A couple in their mid-30s, parents of three boisterous boys, felt cramped in their tiny suburban house. Because they longed for more elbow room and loved animals, they dreamed of moving to a small farm outside their city.
The couple’s real estate broker, Sid Davis, found them just such a property. But the night before they were to submit an impulsive offer, they couldn’t sleep. All night, they fretted about the implications of living on a farm. As they ruminated, it occurred to them that caring for animals would seriously hinder their plans to travel with the kids, and they backed off.
Davis, the author of “A Survival Guide for Buying a Home,” says the couple avoided a potentially disastrous move, but that many buyers fare better when they thoroughly investigate the consequences of a major lifestyle change.
“Sit down and really look at the reality of any significant move well before you finalize your decision. One way to do this is to take a weeklong vacation and hang around the new area, to get a good feel for what it would be like to live there,” Davis says.
Of course, many people who methodically plan a major housing move turn out to be very pleased with their decision.
Take the case of Sheree Bykofsky, a writer who left a pricey Manhattan neighborhood for the Atlantic City area of New Jersey. There, after a thorough investigation into all her options, she found a brand-new apartment with large windows that overlooked the ocean and a picturesque lighthouse for much less money than her New York City place.
Here are a few pointers for those seeking a more fulfilling existence through a housing transition:
-- Examine your larger life plan before making a major housing decision.
Inevitably, making a lifestyle change involves trade-offs, says Bykofsky.
“You have to ask yourself questions, focusing on your needs and desires and figuring out which ones are strongest,” says Bykofsky, author of “Me: Five Years from Now,” a step-by-step approach to lifestyle change.

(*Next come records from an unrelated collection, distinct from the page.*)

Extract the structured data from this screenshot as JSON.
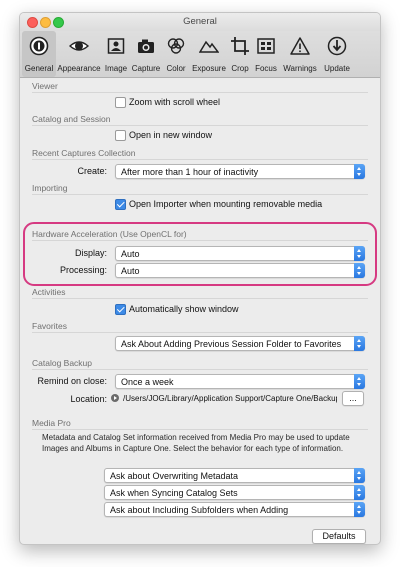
{
  "window": {
    "title": "General"
  },
  "toolbar": {
    "items": [
      {
        "label": "General",
        "icon": "general-icon"
      },
      {
        "label": "Appearance",
        "icon": "eye-icon"
      },
      {
        "label": "Image",
        "icon": "image-icon"
      },
      {
        "label": "Capture",
        "icon": "camera-icon"
      },
      {
        "label": "Color",
        "icon": "color-circles-icon"
      },
      {
        "label": "Exposure",
        "icon": "exposure-icon"
      },
      {
        "label": "Crop",
        "icon": "crop-icon"
      },
      {
        "label": "Focus",
        "icon": "focus-icon"
      },
      {
        "label": "Warnings",
        "icon": "warning-icon"
      },
      {
        "label": "Update",
        "icon": "update-icon"
      }
    ],
    "selected": "General"
  },
  "viewer": {
    "heading": "Viewer",
    "zoom_label": "Zoom with scroll wheel",
    "zoom_checked": false
  },
  "catalog_session": {
    "heading": "Catalog and Session",
    "open_new_label": "Open in new window",
    "open_new_checked": false
  },
  "recent": {
    "heading": "Recent Captures Collection",
    "create_label": "Create:",
    "create_value": "After more than 1 hour of inactivity"
  },
  "importing": {
    "heading": "Importing",
    "open_importer_label": "Open Importer when mounting removable media",
    "open_importer_checked": true
  },
  "hardware": {
    "heading": "Hardware Acceleration (Use OpenCL for)",
    "display_label": "Display:",
    "display_value": "Auto",
    "processing_label": "Processing:",
    "processing_value": "Auto",
    "highlight_color": "#d63a82"
  },
  "activities": {
    "heading": "Activities",
    "auto_show_label": "Automatically show window",
    "auto_show_checked": true
  },
  "favorites": {
    "heading": "Favorites",
    "value": "Ask About Adding Previous Session Folder to Favorites"
  },
  "catalog_backup": {
    "heading": "Catalog Backup",
    "remind_label": "Remind on close:",
    "remind_value": "Once a week",
    "location_label": "Location:",
    "location_path": "/Users/JOG/Library/Application Support/Capture One/Backups",
    "browse_label": "..."
  },
  "media_pro": {
    "heading": "Media Pro",
    "description": "Metadata and Catalog Set information received from Media Pro may be used to update Images and Albums in Capture One. Select the behavior for each type of information.",
    "metadata_value": "Ask about Overwriting Metadata",
    "catalog_sets_value": "Ask when Syncing Catalog Sets",
    "subfolders_value": "Ask about Including Subfolders when Adding"
  },
  "defaults_label": "Defaults",
  "colors": {
    "accent": "#3d8ae6",
    "window_bg": "#ececec",
    "toolbar_selected": "#c6c6c6"
  }
}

She recommends the use of visualization techniques to picture how your ideal future would look. In doing so, she says you should take into account not only your housing preferences, but also your professional and financial situation, along with health concerns.
“It’s not just about the money,” says Eric Tyson, a personal finance expert who also advocates taking a holistic approach to real estate decisions.
Though financial planners can help, Tyson says many tend to overlook non-financial variables when they advise clients on housing choices.
-- Take into account your savings for retirement.
Before you upgrade your housing, Tyson urges you to review your preparations for retirement, especially if you’re nearing retirement age.
“Even though your dreams of upgrading your real estate may seem pretty modest, if you’re facing retirement in the near term you may need to postpone these dreams until you’ve saved more for retirement,” Tyson says.
To gauge how well prepared you are for retirement, he suggests you use the free planning calculators provided on the websites of such mutual funds as Vanguard and T. Rowe Price.
-- Remember that a bigger property will consume more upkeep time.
Suppose you'd like a bigger house complete with elaborate landscaping, such as a topiary garden, in the backyard. If a financial analysis shows you can afford it, should you go ahead on that basis alone?
Not without considering the implications for your time of owning a much larger property, Tyson says.
“Maintaining a really big home can be draining, both emotionally and physically,” he says.
Of course, if you relish gardening and are willing to expend much of your free time maintaining your grounds or overseeing the contractors who do the work, the purchase of a property with extensive landscape requirements may seem less of a burden.
Tyson, who co-authored “Home Buying for Dummies,” suggests people carefully review their personal priorities before taking on ownership of a property that will tax their time.
“You may want to rethink your dream if it involves a high-maintenance home that means you’ll have much less time to spend with friends and family. People can be house poor in time as well as in money,” he says.
-- Factor relative property costs into your moving decisions.
As a self-employed writer and literary agent, Bykofsky is free to live anywhere she likes. If you’re in the same position or are on the verge of retirement, you, too, could upgrade your lifestyle at a lower expense by moving to a new area.
As Tyson says, a disparity in property valuations means you might get a home you like much better at a lower price, just by changing venues.
“The truth is that property costs are intensely location specific. Someone leaving a high-cost area is often stunned by how much more house they could own for the same money in a cheaper city,” he says.
(To contact Ellen James Martin, email her at firstname.lastname@example.org.)